Tuesday, May 1, 2007

Oddball schemes to fix global warming get thumb's down

Following up on the NYT story "Recruiting Plankton to fight Global Warming" I forgot this link regarding carbon sequestration via plankton in the first post this morning.

The IPCC report to be released Friday "... pours scorn on geo-engineering as a means of tackling the problem, branding its approaches as hypothetical, tarred with risk and carrying unknown economic costs. "

"Geo-engineering options... remain largely speculative and with the risk of unknown side effects," it says witheringly. "Reliable cost estimates for these options have not been published."
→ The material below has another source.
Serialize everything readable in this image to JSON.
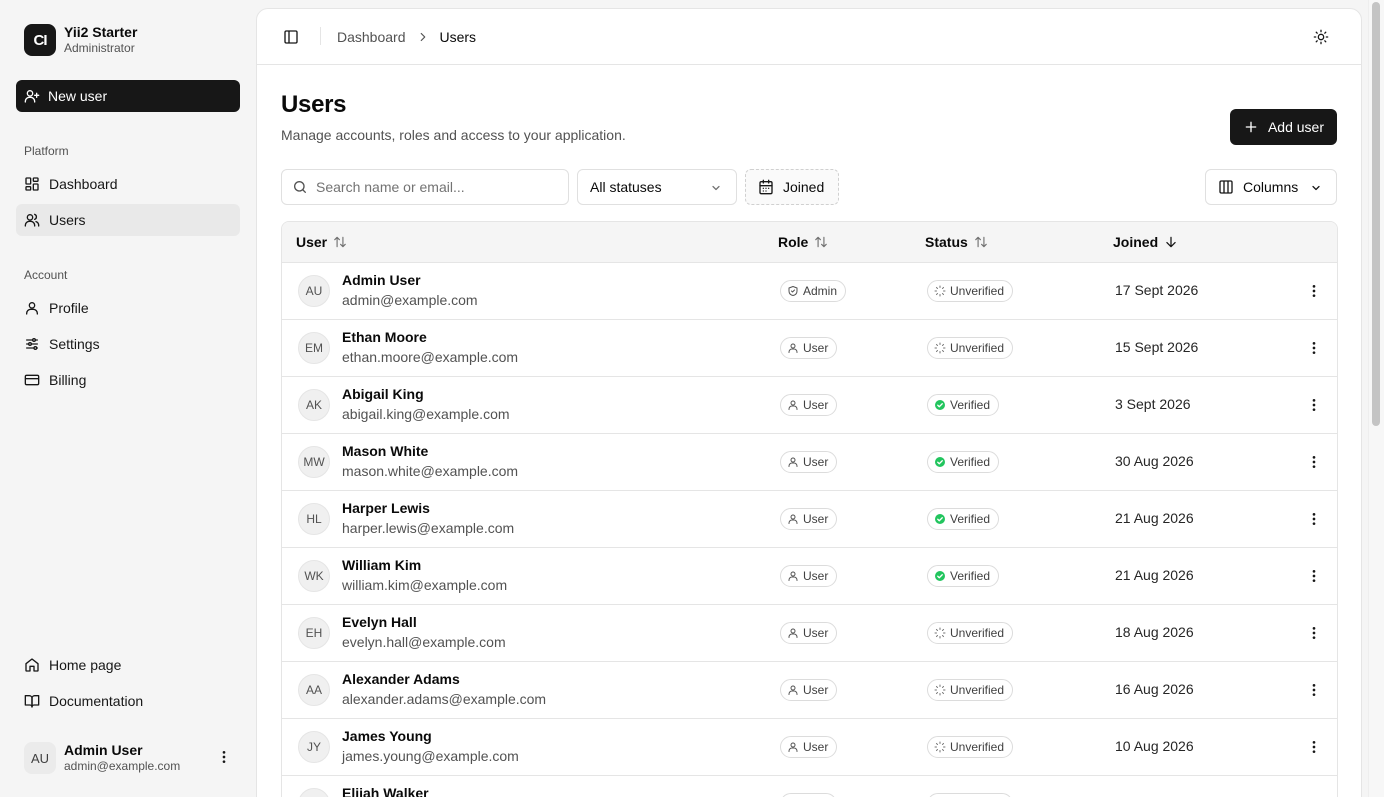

The story from PhysOrg goes on to say: "
Also unclear are the side effects."

"Edouard Bard, a professor at the College de France in Paris, says there could be mechanisms by which the CO2, instead of being durably locked on the ocean floor, could be released back into the ocean, encouraging acidity and oxygen starvation.

Nitrate-loving bacteria thrive in such conditions, releasing nitrous oxide -- an even more powerful greenhouse gas than CO2."

PhysOrg, for the geek in you.